Volunteers are invited to help plant trees and shrubs along a new floodplain forest in Willamette Mission State Park on Feb. 10. The event is a part of a larger habitat restoration project led by Willamette Riverkeeper in partnership with Oregon Parks and Recreation Department.
The restoration work party, now in its second year, is part of the Willamette Mission Floodplain Reforestation Project. Its goal is to restore vital fish and wildlife habitats on 600 acres across the state park. The project broke ground in 2014 and has continued under the guidance of Willamette Riverkeeper, a nonprofit organization that works to protect and restore the Willamette River.
This winter, Willamette Riverkeeper members and volunteers intend to plant more than 107,000 native plants in Willamette Mission State Park.
"One of our project goals is to teach local community members, park user groups and youth about environmental stewardship," Marci Krass, restoration manager for Willamette Riverkeeper, said in a press release. "We hope that by offering these service opportunities, people will invest in Willamette Mission State Park's transformation and feel a connection to the forest they are helping to restore."
The restoration work party will be held 9:30 a.m. to 12:30 p.m. Feb. 10. Volunteers will meet in the gravel lot for the Wheatland Ferry, located at the north entrance to Willamette Mission State Park. Parking is free. Registration and more information is available at https://goo.gl/8HsRcw.
In addition to the nonprofit's partnership with OPRD, the restoration work is also made possible through funding from Oregon Watershed Enhancement Board, Meyer Memorial Trust, Bonneville Power Administration and U.S. Fish and Wildlife Service.
Willamette Riverkeeper is a nonprofit organization that works to protect and restore the Willamette River.
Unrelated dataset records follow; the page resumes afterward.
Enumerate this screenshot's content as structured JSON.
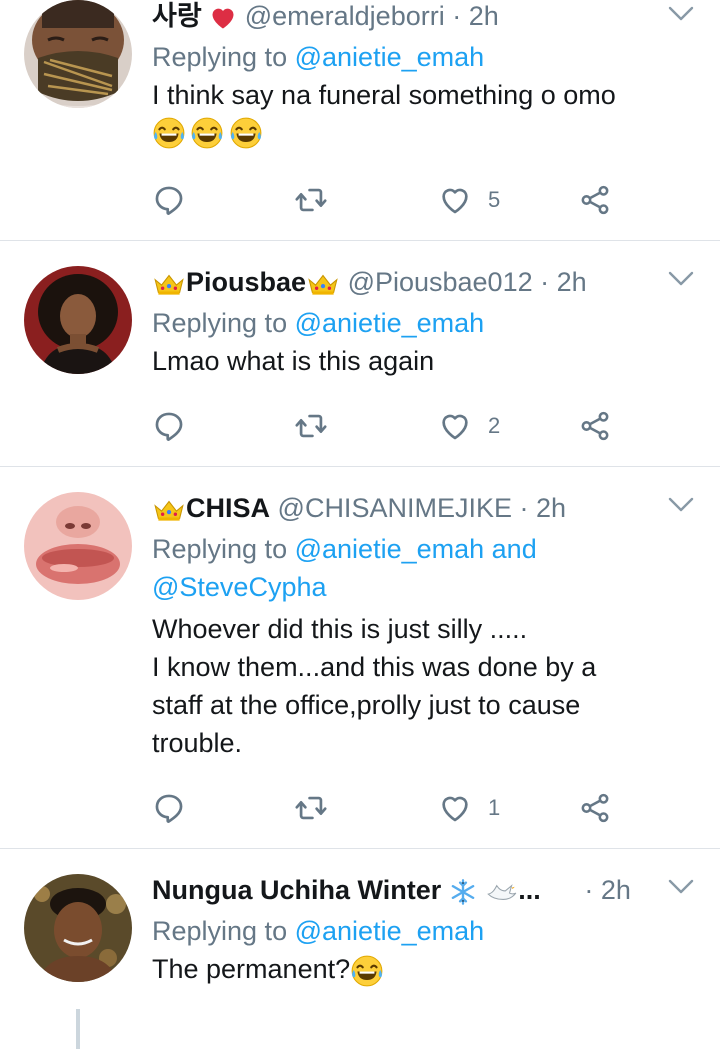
{
  "tweets": [
    {
      "display_name": "사랑",
      "name_emoji": "red-heart-emoji",
      "handle": "@emeraldjeborri",
      "time": "· 2h",
      "reply_prefix": "Replying to",
      "mentions": [
        "@anietie_emah"
      ],
      "text": "I think say na funeral something o omo",
      "trailing_emoji": [
        "laughing-tears-emoji",
        "laughing-tears-emoji",
        "laughing-tears-emoji"
      ],
      "likes": "5"
    },
    {
      "display_name": "Piousbae",
      "name_emoji": "crown-emoji",
      "handle": "@Piousbae012",
      "time": "· 2h",
      "reply_prefix": "Replying to",
      "mentions": [
        "@anietie_emah"
      ],
      "text": "Lmao what is this again",
      "likes": "2"
    },
    {
      "display_name": "CHISA",
      "name_emoji": "crown-emoji",
      "handle": "@CHISANIMEJIKE",
      "time": "· 2h",
      "reply_prefix": "Replying to",
      "mention_1": "@anietie_emah",
      "and": "and",
      "mention_2": "@SteveCypha",
      "text_lines": [
        "Whoever did this is just silly .....",
        "I know them...and this was done by a",
        "staff at the office,prolly just to cause",
        "trouble."
      ],
      "likes": "1"
    },
    {
      "display_name": "Nungua Uchiha Winter",
      "name_emoji": "snowflake-emoji, dove-emoji",
      "name_ellipsis": "...",
      "time": "· 2h",
      "reply_prefix": "Replying to",
      "mentions": [
        "@anietie_emah"
      ],
      "text": "The permanent?",
      "trailing_emoji": [
        "laughing-tears-emoji"
      ]
    }
  ],
  "icons": {
    "reply": "reply-icon",
    "retweet": "retweet-icon",
    "like": "heart-icon",
    "share": "share-icon",
    "menu": "chevron-down-icon"
  },
  "colors": {
    "link": "#1da1f2",
    "secondary": "#657786",
    "divider": "#dfe3e8"
  }
}
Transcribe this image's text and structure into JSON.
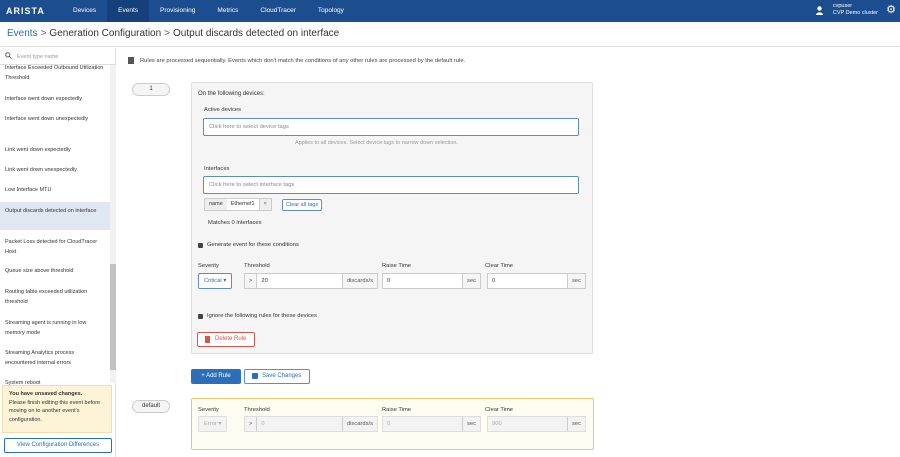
{
  "nav": {
    "logo": "ARISTA",
    "tabs": [
      "Devices",
      "Events",
      "Provisioning",
      "Metrics",
      "CloudTracer",
      "Topology"
    ],
    "active_tab": "Events",
    "user_name": "cvpuser",
    "cluster": "CVP Demo cluster"
  },
  "breadcrumb": {
    "home": "Events",
    "level2": "Generation Configuration",
    "level3": "Output discards detected on interface",
    "sep": ">"
  },
  "sidebar": {
    "search_placeholder": "Event type name",
    "items": [
      "Interface Exceeded Outbound Utilization Threshold",
      "Interface went down expectedly",
      "Interface went down unexpectedly",
      "Link went down expectedly",
      "Link went down unexpectedly",
      "Low Interface MTU",
      "Output discards detected on interface",
      "Packet Loss detected for CloudTracer Host",
      "Queue size above threshold",
      "Routing table exceeded utilization threshold",
      "Streaming agent is running in low memory mode",
      "Streaming Analytics process encountered internal errors",
      "System reboot"
    ],
    "warning_title": "You have unsaved changes.",
    "warning_text": "Please finish editing this event before moving on to another event's configuration.",
    "diff_button": "View Configuration Differences"
  },
  "main": {
    "info": "Rules are processed sequentially. Events which don't match the conditions of any other rules are processed by the default rule.",
    "rule_number": "1",
    "on_devices": "On the following devices:",
    "active_devices_label": "Active devices",
    "devices_placeholder": "Click here to select device tags",
    "devices_hint": "Applies to all devices. Select device tags to narrow down selection.",
    "interfaces_label": "Interfaces",
    "interfaces_placeholder": "Click here to select interface tags",
    "tag_key": "name",
    "tag_value": "Ethernet1",
    "tag_remove": "×",
    "clear_tags": "Clear all tags",
    "matches": "Matches 0 interfaces",
    "generate_label": "Generate event for these conditions",
    "severity_label": "Severity",
    "threshold_label": "Threshold",
    "raise_label": "Raise Time",
    "clear_label": "Clear Time",
    "severity_value": "Critical",
    "gt": ">",
    "threshold_value": "20",
    "threshold_unit": "discards/s",
    "raise_value": "0",
    "clear_value": "0",
    "sec": "sec",
    "ignore_label": "Ignore the following rules for these devices",
    "delete_rule": "Delete Rule",
    "add_rule": "+ Add Rule",
    "save_changes": "Save Changes",
    "default_label": "default",
    "default_severity": "Error",
    "default_threshold": "0",
    "default_raise": "0",
    "default_clear": "900"
  }
}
Programs are focused on enforcing the Clean Water Act, connecting Oregonians to their local river through monthly paddle trips, monitoring and cleaning urban riverfront areas, and enhancing and restoring habitat for fish and wildlife. For more information visit www.willametteriverkeeper.org.